Without copying the images, write out all the entries below verbatim.

■ ■ ■ ■ ■ ■ ■

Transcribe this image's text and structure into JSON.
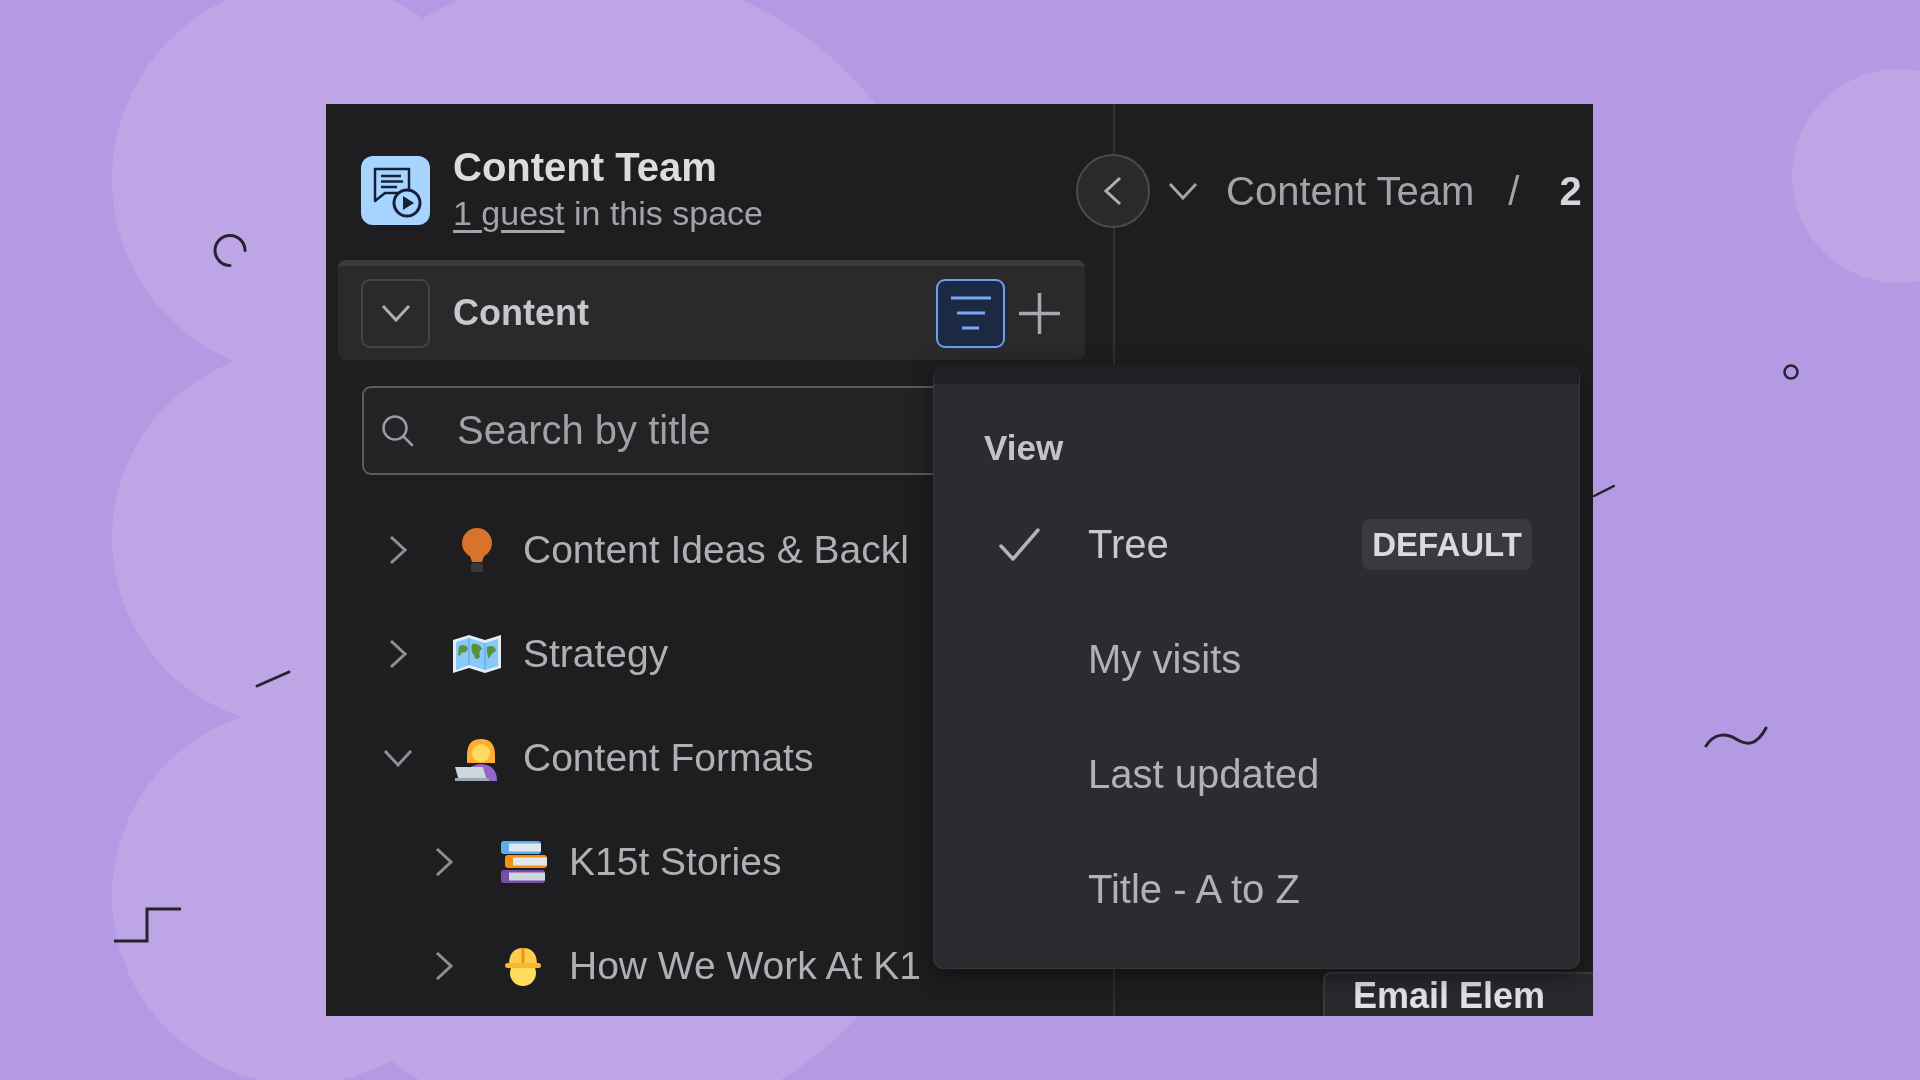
{
  "space": {
    "name": "Content Team",
    "guest_link": "1 guest",
    "guest_text": "in this space"
  },
  "content_bar": {
    "label": "Content",
    "expanded": true,
    "filter_active": true
  },
  "search": {
    "placeholder": "Search by title"
  },
  "tree": [
    {
      "label": "Content Ideas & Backl",
      "expanded": false
    },
    {
      "label": "Strategy",
      "expanded": false
    },
    {
      "label": "Content Formats",
      "expanded": true,
      "children": [
        {
          "label": "K15t Stories",
          "expanded": false
        },
        {
          "label": "How We Work At K1",
          "expanded": false
        }
      ]
    }
  ],
  "breadcrumb": {
    "items": [
      {
        "label": "Content Team",
        "current": false
      },
      {
        "label": "2",
        "current": true
      }
    ],
    "separator": "/"
  },
  "view_menu": {
    "title": "View",
    "options": [
      {
        "label": "Tree",
        "selected": true,
        "badge": "DEFAULT"
      },
      {
        "label": "My visits",
        "selected": false
      },
      {
        "label": "Last updated",
        "selected": false
      },
      {
        "label": "Title - A to Z",
        "selected": false
      }
    ]
  },
  "page_card": {
    "title": "Email Elem"
  }
}
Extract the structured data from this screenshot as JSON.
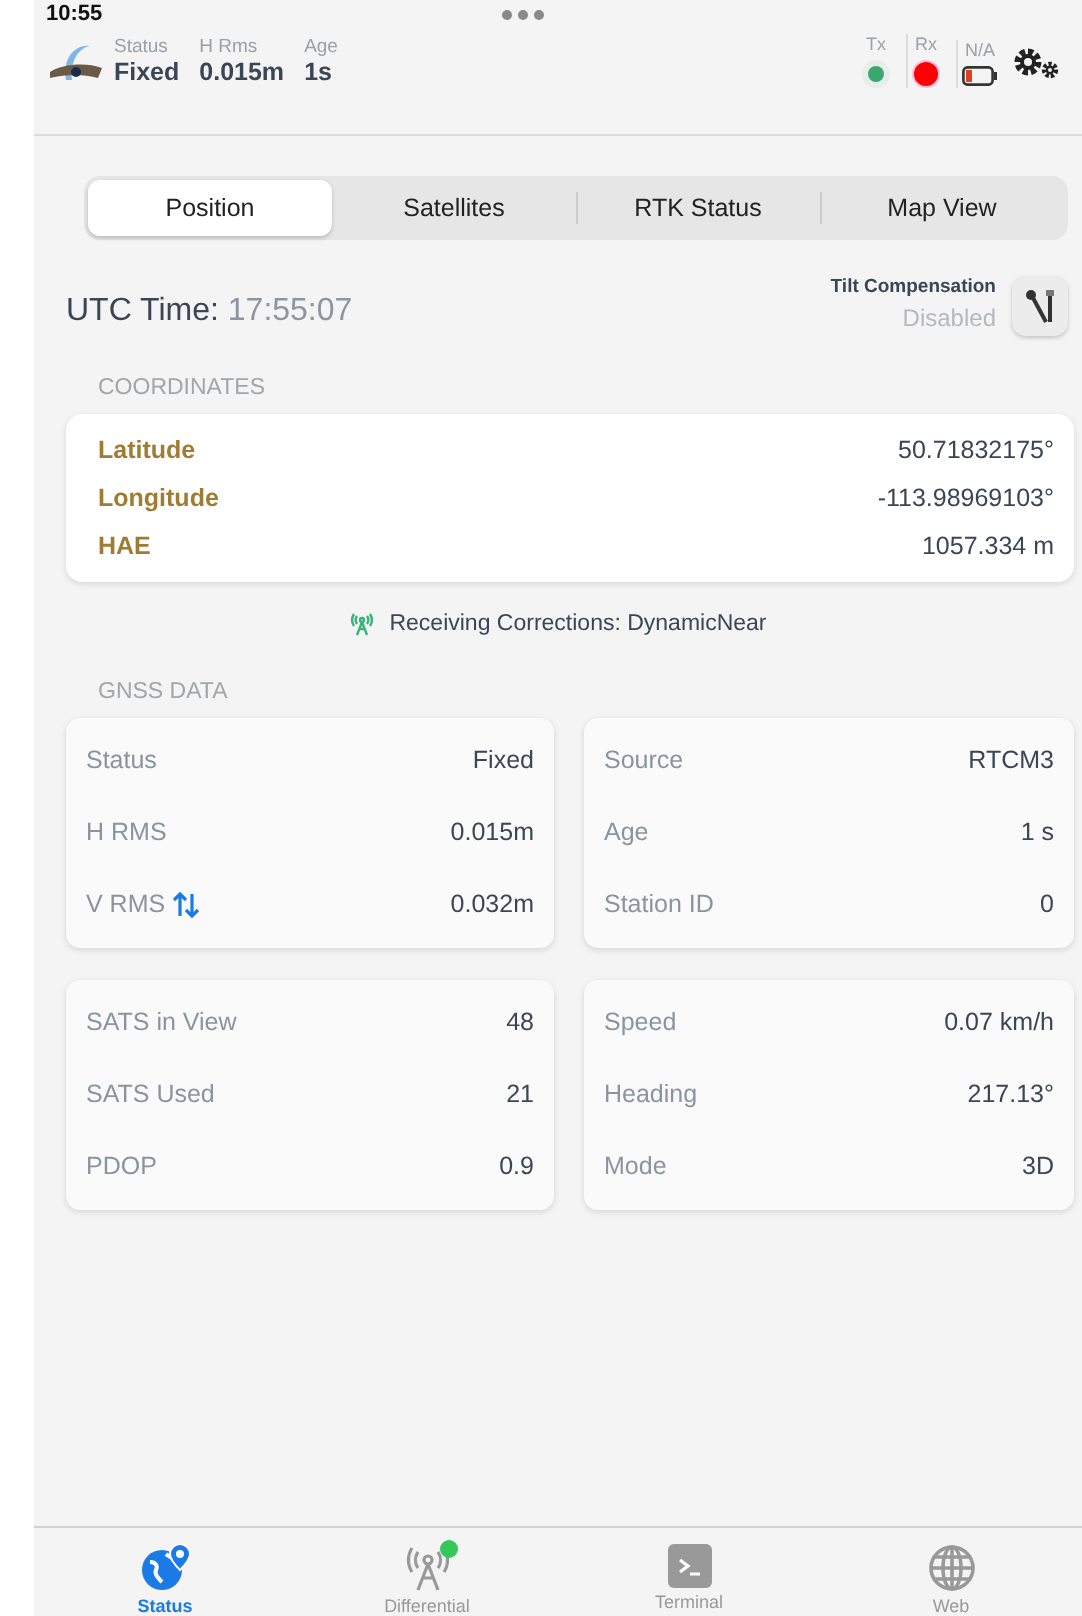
{
  "status_bar": {
    "time": "10:55"
  },
  "header": {
    "stats": [
      {
        "label": "Status",
        "value": "Fixed"
      },
      {
        "label": "H Rms",
        "value": "0.015m"
      },
      {
        "label": "Age",
        "value": "1s"
      }
    ],
    "indicators": [
      {
        "label": "Tx",
        "kind": "dot",
        "color": "#3aa76d"
      },
      {
        "label": "Rx",
        "kind": "dot",
        "color": "#ff0000"
      },
      {
        "label": "N/A",
        "kind": "battery",
        "color": "#e2401c"
      }
    ]
  },
  "tabs": [
    {
      "label": "Position",
      "selected": true
    },
    {
      "label": "Satellites",
      "selected": false
    },
    {
      "label": "RTK Status",
      "selected": false
    },
    {
      "label": "Map View",
      "selected": false
    }
  ],
  "utc": {
    "label": "UTC Time:",
    "value": "17:55:07"
  },
  "tilt": {
    "label": "Tilt Compensation",
    "value": "Disabled"
  },
  "coordinates": {
    "title": "COORDINATES",
    "rows": [
      {
        "label": "Latitude",
        "value": "50.71832175°"
      },
      {
        "label": "Longitude",
        "value": "-113.98969103°"
      },
      {
        "label": "HAE",
        "value": "1057.334 m"
      }
    ]
  },
  "corrections": "Receiving Corrections: DynamicNear",
  "gnss": {
    "title": "GNSS DATA",
    "cards": [
      [
        {
          "label": "Status",
          "value": "Fixed"
        },
        {
          "label": "H RMS",
          "value": "0.015m"
        },
        {
          "label": "V RMS",
          "value": "0.032m",
          "arrows": true
        }
      ],
      [
        {
          "label": "Source",
          "value": "RTCM3"
        },
        {
          "label": "Age",
          "value": "1 s"
        },
        {
          "label": "Station ID",
          "value": "0"
        }
      ],
      [
        {
          "label": "SATS in View",
          "value": "48"
        },
        {
          "label": "SATS Used",
          "value": "21"
        },
        {
          "label": "PDOP",
          "value": "0.9"
        }
      ],
      [
        {
          "label": "Speed",
          "value": "0.07 km/h"
        },
        {
          "label": "Heading",
          "value": "217.13°"
        },
        {
          "label": "Mode",
          "value": "3D"
        }
      ]
    ]
  },
  "bottom_tabs": [
    {
      "label": "Status",
      "kind": "globe-pin",
      "selected": true,
      "badge": false
    },
    {
      "label": "Differential",
      "kind": "antenna",
      "selected": false,
      "badge": true
    },
    {
      "label": "Terminal",
      "kind": "terminal",
      "selected": false,
      "badge": false
    },
    {
      "label": "Web",
      "kind": "globe",
      "selected": false,
      "badge": false
    }
  ]
}
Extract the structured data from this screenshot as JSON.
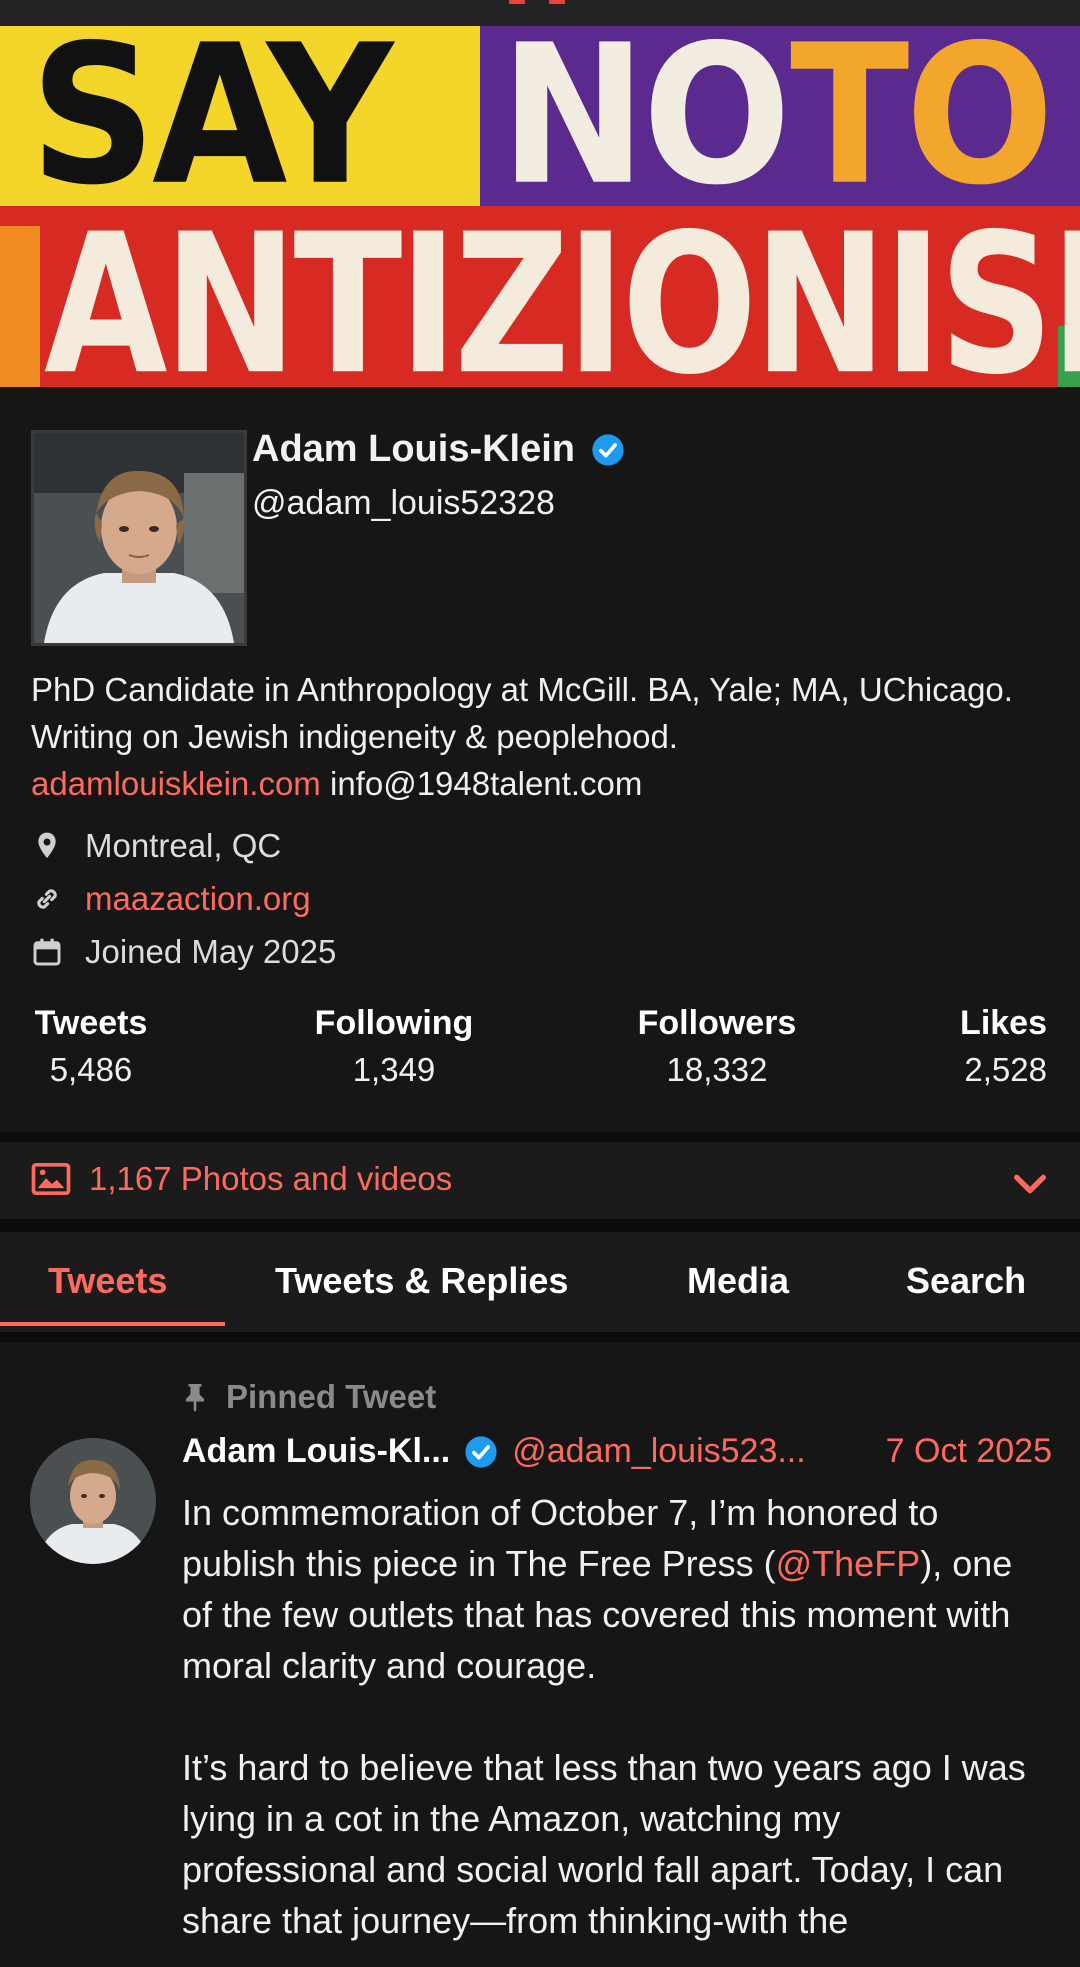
{
  "banner": {
    "line1_word1": "SAY",
    "line1_word2": "NO",
    "line1_word3": "TO",
    "line2": "ANTIZIONISM"
  },
  "profile": {
    "name": "Adam Louis-Klein",
    "handle": "@adam_louis52328",
    "bio": "PhD Candidate in Anthropology at McGill. BA, Yale; MA, UChicago. Writing on Jewish indigeneity & peoplehood.",
    "bio_link": "adamlouisklein.com",
    "bio_email": "info@1948talent.com",
    "location": "Montreal, QC",
    "website": "maazaction.org",
    "joined": "Joined May 2025"
  },
  "stats": [
    {
      "label": "Tweets",
      "value": "5,486"
    },
    {
      "label": "Following",
      "value": "1,349"
    },
    {
      "label": "Followers",
      "value": "18,332"
    },
    {
      "label": "Likes",
      "value": "2,528"
    }
  ],
  "photos_label": "1,167 Photos and videos",
  "tabs": [
    {
      "label": "Tweets",
      "active": true
    },
    {
      "label": "Tweets & Replies",
      "active": false
    },
    {
      "label": "Media",
      "active": false
    },
    {
      "label": "Search",
      "active": false
    }
  ],
  "tweet": {
    "pinned_label": "Pinned Tweet",
    "author": "Adam Louis-Kl...",
    "handle": "@adam_louis523...",
    "date": "7 Oct 2025",
    "text_part1": "In commemoration of October 7, I’m honored to publish this piece in The Free Press (",
    "mention": "@TheFP",
    "text_part2": "), one of the few outlets that has covered this moment with moral clarity and courage.\n\nIt’s hard to believe that less than two years ago I was lying in a cot in the Amazon, watching my professional and social world fall apart. Today, I can share that journey—from thinking-with the"
  },
  "colors": {
    "accent": "#ff6a5e",
    "background": "#161616",
    "verified": "#1d9bf0"
  },
  "icons": [
    "location-pin-icon",
    "link-icon",
    "calendar-icon",
    "image-icon",
    "chevron-down-icon",
    "pin-icon",
    "verified-badge-icon"
  ]
}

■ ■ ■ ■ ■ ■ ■

● **Answer to the problem**
Transcribe this image's text and structure into JSON.
{
  "space": {
    "name": "Content Team",
    "guest_link": "1 guest",
    "guest_text": "in this space"
  },
  "content_bar": {
    "label": "Content",
    "expanded": true,
    "filter_active": true
  },
  "search": {
    "placeholder": "Search by title"
  },
  "tree": [
    {
      "label": "Content Ideas & Backl",
      "expanded": false
    },
    {
      "label": "Strategy",
      "expanded": false
    },
    {
      "label": "Content Formats",
      "expanded": true,
      "children": [
        {
          "label": "K15t Stories",
          "expanded": false
        },
        {
          "label": "How We Work At K1",
          "expanded": false
        }
      ]
    }
  ],
  "breadcrumb": {
    "items": [
      {
        "label": "Content Team",
        "current": false
      },
      {
        "label": "2",
        "current": true
      }
    ],
    "separator": "/"
  },
  "view_menu": {
    "title": "View",
    "options": [
      {
        "label": "Tree",
        "selected": true,
        "badge": "DEFAULT"
      },
      {
        "label": "My visits",
        "selected": false
      },
      {
        "label": "Last updated",
        "selected": false
      },
      {
        "label": "Title - A to Z",
        "selected": false
      }
    ]
  },
  "page_card": {
    "title": "Email Elem"
  }
}
Extract the structured data from this screenshot as JSON.
{
  "status_bar": {
    "time": "10:55"
  },
  "header": {
    "stats": [
      {
        "label": "Status",
        "value": "Fixed"
      },
      {
        "label": "H Rms",
        "value": "0.015m"
      },
      {
        "label": "Age",
        "value": "1s"
      }
    ],
    "indicators": [
      {
        "label": "Tx",
        "kind": "dot",
        "color": "#3aa76d"
      },
      {
        "label": "Rx",
        "kind": "dot",
        "color": "#ff0000"
      },
      {
        "label": "N/A",
        "kind": "battery",
        "color": "#e2401c"
      }
    ]
  },
  "tabs": [
    {
      "label": "Position",
      "selected": true
    },
    {
      "label": "Satellites",
      "selected": false
    },
    {
      "label": "RTK Status",
      "selected": false
    },
    {
      "label": "Map View",
      "selected": false
    }
  ],
  "utc": {
    "label": "UTC Time:",
    "value": "17:55:07"
  },
  "tilt": {
    "label": "Tilt Compensation",
    "value": "Disabled"
  },
  "coordinates": {
    "title": "COORDINATES",
    "rows": [
      {
        "label": "Latitude",
        "value": "50.71832175°"
      },
      {
        "label": "Longitude",
        "value": "-113.98969103°"
      },
      {
        "label": "HAE",
        "value": "1057.334 m"
      }
    ]
  },
  "corrections": "Receiving Corrections: DynamicNear",
  "gnss": {
    "title": "GNSS DATA",
    "cards": [
      [
        {
          "label": "Status",
          "value": "Fixed"
        },
        {
          "label": "H RMS",
          "value": "0.015m"
        },
        {
          "label": "V RMS",
          "value": "0.032m",
          "arrows": true
        }
      ],
      [
        {
          "label": "Source",
          "value": "RTCM3"
        },
        {
          "label": "Age",
          "value": "1 s"
        },
        {
          "label": "Station ID",
          "value": "0"
        }
      ],
      [
        {
          "label": "SATS in View",
          "value": "48"
        },
        {
          "label": "SATS Used",
          "value": "21"
        },
        {
          "label": "PDOP",
          "value": "0.9"
        }
      ],
      [
        {
          "label": "Speed",
          "value": "0.07 km/h"
        },
        {
          "label": "Heading",
          "value": "217.13°"
        },
        {
          "label": "Mode",
          "value": "3D"
        }
      ]
    ]
  },
  "bottom_tabs": [
    {
      "label": "Status",
      "kind": "globe-pin",
      "selected": true,
      "badge": false
    },
    {
      "label": "Differential",
      "kind": "antenna",
      "selected": false,
      "badge": true
    },
    {
      "label": "Terminal",
      "kind": "terminal",
      "selected": false,
      "badge": false
    },
    {
      "label": "Web",
      "kind": "globe",
      "selected": false,
      "badge": false
    }
  ]
}
Extract the structured data from this screenshot as JSON.
{
  "banner": {
    "line1_word1": "SAY",
    "line1_word2": "NO",
    "line1_word3": "TO",
    "line2": "ANTIZIONISM"
  },
  "profile": {
    "name": "Adam Louis-Klein",
    "handle": "@adam_louis52328",
    "bio": "PhD Candidate in Anthropology at McGill. BA, Yale; MA, UChicago. Writing on Jewish indigeneity & peoplehood.",
    "bio_link": "adamlouisklein.com",
    "bio_email": "info@1948talent.com",
    "location": "Montreal, QC",
    "website": "maazaction.org",
    "joined": "Joined May 2025"
  },
  "stats": [
    {
      "label": "Tweets",
      "value": "5,486"
    },
    {
      "label": "Following",
      "value": "1,349"
    },
    {
      "label": "Followers",
      "value": "18,332"
    },
    {
      "label": "Likes",
      "value": "2,528"
    }
  ],
  "photos_label": "1,167 Photos and videos",
  "tabs": [
    {
      "label": "Tweets",
      "active": true
    },
    {
      "label": "Tweets & Replies",
      "active": false
    },
    {
      "label": "Media",
      "active": false
    },
    {
      "label": "Search",
      "active": false
    }
  ],
  "tweet": {
    "pinned_label": "Pinned Tweet",
    "author": "Adam Louis-Kl...",
    "handle": "@adam_louis523...",
    "date": "7 Oct 2025",
    "text_part1": "In commemoration of October 7, I’m honored to publish this piece in The Free Press (",
    "mention": "@TheFP",
    "text_part2": "), one of the few outlets that has covered this moment with moral clarity and courage.\n\nIt’s hard to believe that less than two years ago I was lying in a cot in the Amazon, watching my professional and social world fall apart. Today, I can share that journey—from thinking-with the"
  },
  "colors": {
    "accent": "#ff6a5e",
    "background": "#161616",
    "verified": "#1d9bf0"
  },
  "icons": [
    "location-pin-icon",
    "link-icon",
    "calendar-icon",
    "image-icon",
    "chevron-down-icon",
    "pin-icon",
    "verified-badge-icon"
  ]
}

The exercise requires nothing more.